The culture of the board is something to consider. “It should be a culture that inspires rich conversation and appreciates having different points of view expressed to find the best solutions,” Remick says. On the other hand, a lack of chemistry can be a major issue that affects performance. If one director is domineering or another doesn’t listen well, the whole ecosystem becomes imbalanced and potentially toxic. “A board that’s experiencing power struggles is going to be a less-effective board,” Remick says.

When a board is working well together, they’re asking the tough questions, actively involved in developing company strategy, and acting on behalf of shareholders. The directors must be informed, and they need to understand the business and the marketplace around that business. “Debate in the boardroom is now very common,” Griesedieck says. “The CEO and his or her team have to be prepared to respond to that.

That said, the board is not management. Directors should offer support and guidance to the CEO and other senior executives—but ultimately the CEO must be empowered and be held accountable for decisions. “If the board starts delving into operational issues in a micromanaging way, that’s not a good thing,” Griesedieck says. “When you get to how you’re going to execute the strategy, that’s not the board’s purview, that’s management’s.”

Because the board and the CEO are both meant to be working toward the best interests of the company, a breakdown between the two can be complicated. Tension can arise due to a variety of external forces. “In recent years, there has been a rise in different forms of activism,” Remick says. “If board members are not aligned on how to respond, the situation can become quite uncomfortable and imbalanced pretty quickly.”

But there’s always the possibility that the company is evolving and the board is not. Are the people on the board still strategically appropriate? “They may be very capable and very nice, but are they really relevant in terms of the strategy of the company?” Griesedieck says.
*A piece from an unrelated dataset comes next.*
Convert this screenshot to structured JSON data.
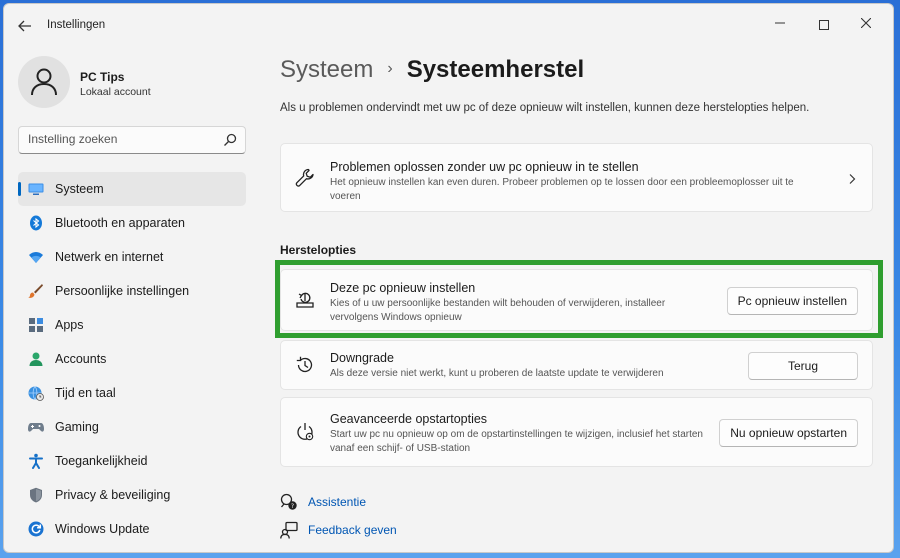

Today, an effective board should reflect the strategy of the company going forward. “Not everyone has to be an expert in every component of the strategy, but it’s much like a tapestry,” Griesedieck says. “When it’s all finished, it should all come together as the sum of its individual parts.”